The film available in the Netflix catalog, like the book, explores the premises and also reflects on religion from a perspective that a good part of the church considered heretical. Mostly thanks to its characters which included a member of the Vatican establishment capable of dispatching a hitman. Beyond that, the argument dared to show a supposed descendant of Christ walking the path to understand his origin.
Maybe right now the movie doesn’t seem so outrageous. But at the time of its release, it was a battle between titans. The Vatican versus pop culture. One of those rare occasions when the story of a film is even more interesting than the one it tells.
The Old Testament is reimagined from a blasphemous point of view thanks to the staging of Darren Aronofsky. It was a monumental risk that went wrong, but left a bewildering dark saga for history. When Noah (Russell Crowe) receives a divine mandate to save part of creation from impending doom, he finds it impossible.
How to carry out a mission of such magnitude? The film, available on the Netflix catalog, reflects on a blasphemous level on the disturbing idea of great biblical trials and their obstacles. But beyond that, about the figure of Noah, who from a generous patriarch arrives in the cinema as impatient, almost violent and obsessed.
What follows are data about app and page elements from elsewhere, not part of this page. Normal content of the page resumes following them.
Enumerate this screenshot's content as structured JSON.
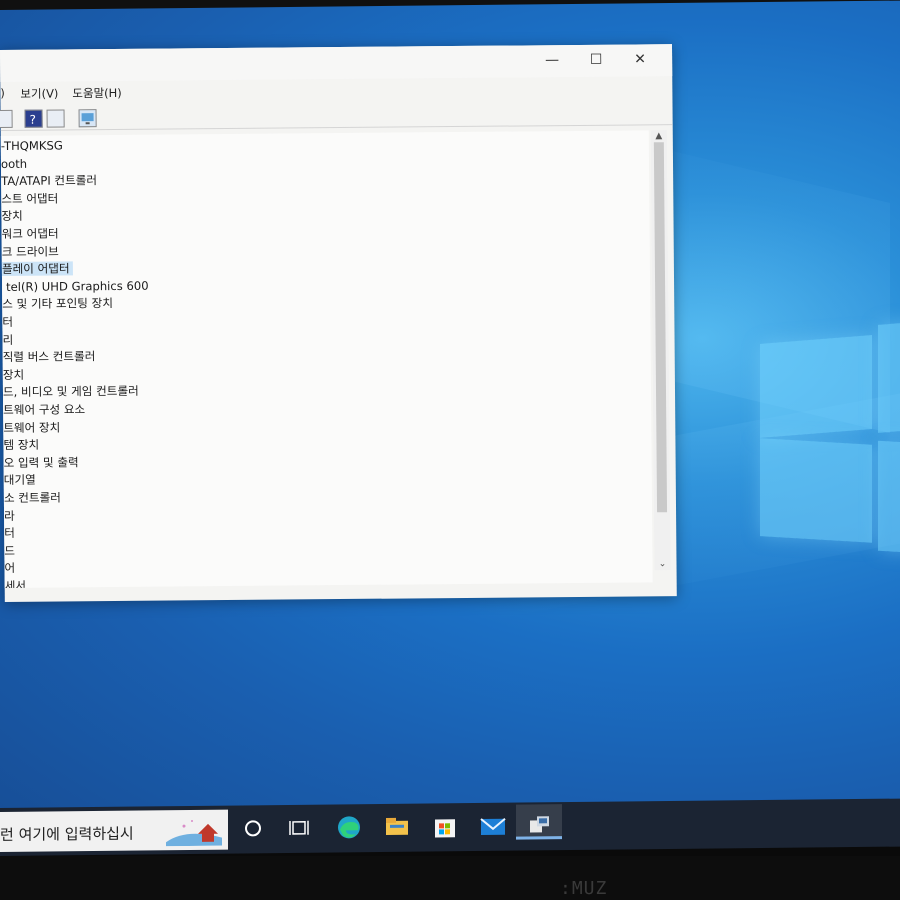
{
  "window": {
    "controls": {
      "minimize": "—",
      "maximize": "☐",
      "close": "✕"
    },
    "menus": [
      ")",
      "보기(V)",
      "도움말(H)"
    ]
  },
  "tree_items": [
    {
      "label": "-THQMKSG",
      "indent": 0,
      "selected": false
    },
    {
      "label": "ooth",
      "indent": 0,
      "selected": false
    },
    {
      "label": "TA/ATAPI 컨트롤러",
      "indent": 0,
      "selected": false
    },
    {
      "label": "스트 어댑터",
      "indent": 0,
      "selected": false
    },
    {
      "label": "장치",
      "indent": 0,
      "selected": false
    },
    {
      "label": "워크 어댑터",
      "indent": 0,
      "selected": false
    },
    {
      "label": "크 드라이브",
      "indent": 0,
      "selected": false
    },
    {
      "label": "플레이 어댑터",
      "indent": 0,
      "selected": true
    },
    {
      "label": "tel(R) UHD Graphics 600",
      "indent": 1,
      "selected": false
    },
    {
      "label": "스 및 기타 포인팅 장치",
      "indent": 0,
      "selected": false
    },
    {
      "label": "터",
      "indent": 0,
      "selected": false
    },
    {
      "label": "리",
      "indent": 0,
      "selected": false
    },
    {
      "label": "직렬 버스 컨트롤러",
      "indent": 0,
      "selected": false
    },
    {
      "label": "장치",
      "indent": 0,
      "selected": false
    },
    {
      "label": "드, 비디오 및 게임 컨트롤러",
      "indent": 0,
      "selected": false
    },
    {
      "label": "트웨어 구성 요소",
      "indent": 0,
      "selected": false
    },
    {
      "label": "트웨어 장치",
      "indent": 0,
      "selected": false
    },
    {
      "label": "템 장치",
      "indent": 0,
      "selected": false
    },
    {
      "label": "오 입력 및 출력",
      "indent": 0,
      "selected": false
    },
    {
      "label": "대기열",
      "indent": 0,
      "selected": false
    },
    {
      "label": "소 컨트롤러",
      "indent": 0,
      "selected": false
    },
    {
      "label": "라",
      "indent": 0,
      "selected": false
    },
    {
      "label": "터",
      "indent": 0,
      "selected": false
    },
    {
      "label": "드",
      "indent": 0,
      "selected": false
    },
    {
      "label": "어",
      "indent": 0,
      "selected": false
    },
    {
      "label": "세서",
      "indent": 0,
      "selected": false
    }
  ],
  "taskbar": {
    "search_text": "런 여기에 입력하십시",
    "icons": [
      "cortana-icon",
      "task-view-icon",
      "edge-icon",
      "file-explorer-icon",
      "store-icon",
      "mail-icon",
      "device-manager-icon"
    ]
  },
  "monitor_brand": ":MUZ",
  "colors": {
    "desktop": "#1b6fc4",
    "selection": "#cce4f7",
    "taskbar": "#1b2433"
  }
}
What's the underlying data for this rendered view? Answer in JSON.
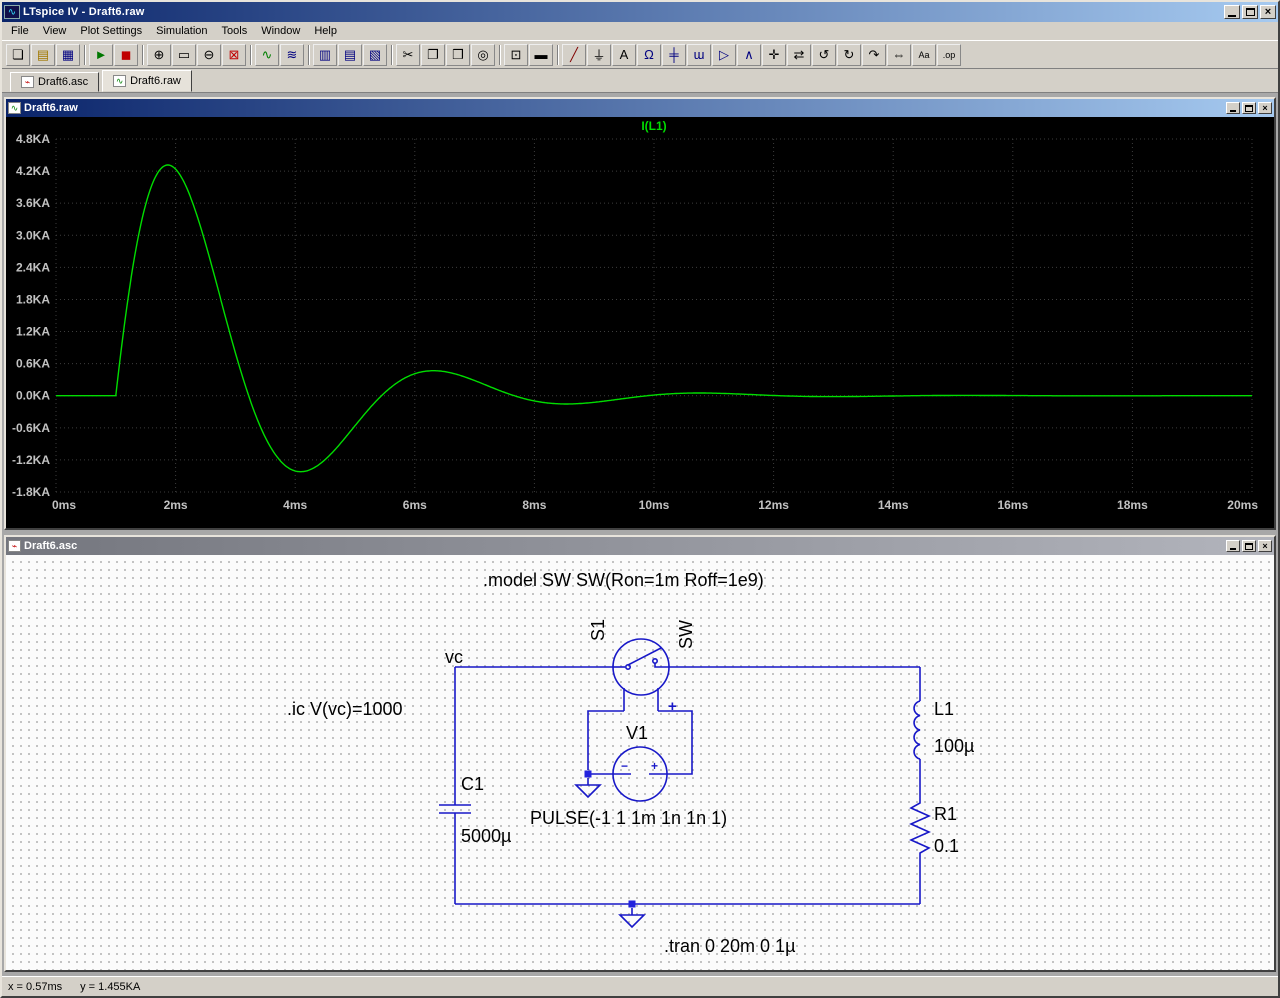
{
  "window": {
    "title": "LTspice IV - Draft6.raw"
  },
  "menu": {
    "items": [
      "File",
      "View",
      "Plot Settings",
      "Simulation",
      "Tools",
      "Window",
      "Help"
    ]
  },
  "toolbar": {
    "groups": [
      [
        {
          "name": "new-schematic",
          "glyph": "❏",
          "color": "#000000"
        },
        {
          "name": "open",
          "glyph": "▤",
          "color": "#a07800"
        },
        {
          "name": "save",
          "glyph": "▦",
          "color": "#000080"
        }
      ],
      [
        {
          "name": "run",
          "glyph": "►",
          "color": "#007700"
        },
        {
          "name": "halt",
          "glyph": "◼",
          "color": "#c00000"
        }
      ],
      [
        {
          "name": "zoom-in",
          "glyph": "⊕",
          "color": "#000000"
        },
        {
          "name": "zoom-area",
          "glyph": "▭",
          "color": "#000000"
        },
        {
          "name": "zoom-out",
          "glyph": "⊖",
          "color": "#000000"
        },
        {
          "name": "zoom-full-extents",
          "glyph": "⊠",
          "color": "#c00000"
        }
      ],
      [
        {
          "name": "plot-pane",
          "glyph": "∿",
          "color": "#008000"
        },
        {
          "name": "plot-settings",
          "glyph": "≋",
          "color": "#000080"
        }
      ],
      [
        {
          "name": "tile-vertical",
          "glyph": "▥",
          "color": "#000080"
        },
        {
          "name": "tile-horizontal",
          "glyph": "▤",
          "color": "#000080"
        },
        {
          "name": "cascade-windows",
          "glyph": "▧",
          "color": "#000080"
        }
      ],
      [
        {
          "name": "cut",
          "glyph": "✂",
          "color": "#000000"
        },
        {
          "name": "copy",
          "glyph": "❐",
          "color": "#000000"
        },
        {
          "name": "paste",
          "glyph": "❒",
          "color": "#000000"
        },
        {
          "name": "find",
          "glyph": "◎",
          "color": "#000000"
        }
      ],
      [
        {
          "name": "print-preview",
          "glyph": "⊡",
          "color": "#000000"
        },
        {
          "name": "print",
          "glyph": "▬",
          "color": "#000000"
        }
      ],
      [
        {
          "name": "wire",
          "glyph": "╱",
          "color": "#800000"
        },
        {
          "name": "ground",
          "glyph": "⏚",
          "color": "#000000"
        },
        {
          "name": "net-label",
          "glyph": "A",
          "color": "#000000"
        },
        {
          "name": "resistor",
          "glyph": "Ω",
          "color": "#000080"
        },
        {
          "name": "capacitor",
          "glyph": "╪",
          "color": "#000080"
        },
        {
          "name": "inductor",
          "glyph": "ɯ",
          "color": "#000080"
        },
        {
          "name": "diode",
          "glyph": "▷",
          "color": "#000080"
        },
        {
          "name": "component",
          "glyph": "∧",
          "color": "#000080"
        },
        {
          "name": "move",
          "glyph": "✛",
          "color": "#000000"
        },
        {
          "name": "drag",
          "glyph": "⇄",
          "color": "#000000"
        },
        {
          "name": "undo",
          "glyph": "↺",
          "color": "#000000"
        },
        {
          "name": "redo",
          "glyph": "↻",
          "color": "#000000"
        },
        {
          "name": "rotate",
          "glyph": "↷",
          "color": "#000000"
        },
        {
          "name": "mirror",
          "glyph": "⇔",
          "color": "#000000"
        },
        {
          "name": "text",
          "glyph": "Aa",
          "color": "#000000"
        },
        {
          "name": "spice-directive",
          "glyph": ".op",
          "color": "#000000"
        }
      ]
    ]
  },
  "tabs": [
    {
      "label": "Draft6.asc",
      "icon_glyph": "⌁",
      "icon_color": "#c00000",
      "active": false
    },
    {
      "label": "Draft6.raw",
      "icon_glyph": "∿",
      "icon_color": "#008000",
      "active": true
    }
  ],
  "plot_window": {
    "title": "Draft6.raw"
  },
  "chart_data": {
    "type": "line",
    "title": "I(L1)",
    "background": "#000000",
    "grid": true,
    "xlim": [
      0,
      20
    ],
    "ylim": [
      -1.8,
      4.8
    ],
    "x_ticks": [
      "0ms",
      "2ms",
      "4ms",
      "6ms",
      "8ms",
      "10ms",
      "12ms",
      "14ms",
      "16ms",
      "18ms",
      "20ms"
    ],
    "y_ticks": [
      "4.8KA",
      "4.2KA",
      "3.6KA",
      "3.0KA",
      "2.4KA",
      "1.8KA",
      "1.2KA",
      "0.6KA",
      "0.0KA",
      "-0.6KA",
      "-1.2KA",
      "-1.8KA"
    ],
    "x_unit": "ms",
    "y_unit": "KA",
    "series": [
      {
        "name": "I(L1)",
        "color": "#00dd00",
        "model": {
          "type": "damped_sine",
          "delay_ms": 1,
          "amplitude_kA": 7.071,
          "alpha_per_ms": 0.5,
          "omega_rad_per_ms": 1.41421
        },
        "points_t_ms_vs_I_kA": [
          [
            0,
            0
          ],
          [
            0.5,
            0
          ],
          [
            1,
            0
          ],
          [
            1.5,
            3.58
          ],
          [
            2,
            4.24
          ],
          [
            2.5,
            2.85
          ],
          [
            3,
            0.8
          ],
          [
            3.5,
            -0.78
          ],
          [
            4,
            -1.41
          ],
          [
            4.5,
            -1.19
          ],
          [
            5,
            -0.56
          ],
          [
            5.5,
            0.06
          ],
          [
            6,
            0.41
          ],
          [
            6.5,
            0.45
          ],
          [
            7,
            0.28
          ],
          [
            7.5,
            0.06
          ],
          [
            8,
            -0.1
          ],
          [
            8.5,
            -0.15
          ],
          [
            9,
            -0.12
          ],
          [
            9.5,
            -0.05
          ],
          [
            10,
            0.01
          ],
          [
            10.5,
            0.05
          ],
          [
            11,
            0.05
          ],
          [
            11.5,
            0.03
          ],
          [
            12,
            0.0
          ],
          [
            12.5,
            -0.01
          ],
          [
            13,
            -0.02
          ],
          [
            13.5,
            -0.01
          ],
          [
            14,
            0.0
          ],
          [
            15,
            0.0
          ],
          [
            16,
            0.0
          ],
          [
            17,
            0.0
          ],
          [
            18,
            0.0
          ],
          [
            19,
            0.0
          ],
          [
            20,
            0.0
          ]
        ]
      }
    ]
  },
  "schematic": {
    "title": "Draft6.asc",
    "model_directive": ".model SW SW(Ron=1m Roff=1e9)",
    "ic_directive": ".ic V(vc)=1000",
    "tran_directive": ".tran 0 20m 0 1µ",
    "net_label_vc": "vc",
    "s1_ref": "S1",
    "s1_value": "SW",
    "v1_ref": "V1",
    "v1_value": "PULSE(-1 1 1m 1n 1n 1)",
    "c1_ref": "C1",
    "c1_value": "5000µ",
    "l1_ref": "L1",
    "l1_value": "100µ",
    "r1_ref": "R1",
    "r1_value": "0.1",
    "switch_plus": "+",
    "v1_plus": "+",
    "v1_minus": "−"
  },
  "status_bar": {
    "x_readout": "x = 0.57ms",
    "y_readout": "y = 1.455KA"
  }
}
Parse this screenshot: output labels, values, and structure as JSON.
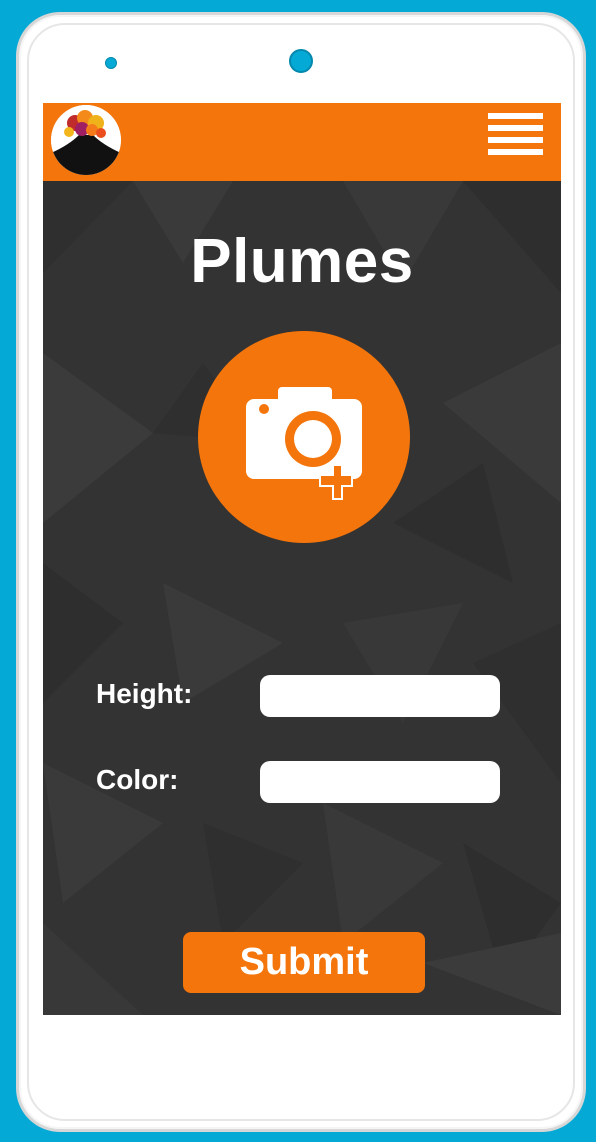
{
  "app": {
    "title": "Plumes"
  },
  "header": {
    "logo_icon": "volcano-plume-logo-icon",
    "menu_icon": "hamburger-menu-icon"
  },
  "photo": {
    "icon": "add-photo-camera-icon"
  },
  "form": {
    "height_label": "Height:",
    "height_value": "",
    "height_placeholder": "",
    "color_label": "Color:",
    "color_value": "",
    "color_placeholder": ""
  },
  "actions": {
    "submit_label": "Submit"
  },
  "colors": {
    "accent": "#f4750b",
    "screen_background": "#333333",
    "device_background": "#05a9d6",
    "text": "#ffffff"
  }
}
As if that wasn’t enoughthe film takes the lines of a horror movie at its weirdest moments. From the transformation of angels into fearsome creatures to the doubts of Noah’s family about the supernatural enterprise to carry out. Little by little, the film turns into a combination of very rare versions of good and evil. Also, a long succession of singular glances on human darkness. All along a monstrous scale.
the scary cabin
Grace (Riley Keough) has a dark past in tow. One, moreover, which left him with deep emotional wounds. But as if that were not enough, also a distorted and violent notion about religion. When her stepsons Aidan (Jaeden Martell) and Mia (Lia McHugh) play a malicious game, the horrors in Grace’s mind become monstrous. And all linked to a blasphemous and dreadful view of religion.
The film available on Netflix is disturbing, uncomfortable and with a confusing ending that takes your breath away, is a terrifying version of religion. Also, an eloquent passage on how distortions of faith can create their own monsters. The film, which sometimes even uses humor to tell terrifying moments, is a subtle critique of dogma. At the same time, the ways religion can manifest and how fear is a form of religious control.
Dark, fearsome and violent, the blasphemy in the scary cabin it is also a rare vision of human nature in the face of the impossible.
I am Bhumi Shah, a highly skilled digital marketer with over 11 years of experience in digital marketing and content writing in the tech industry.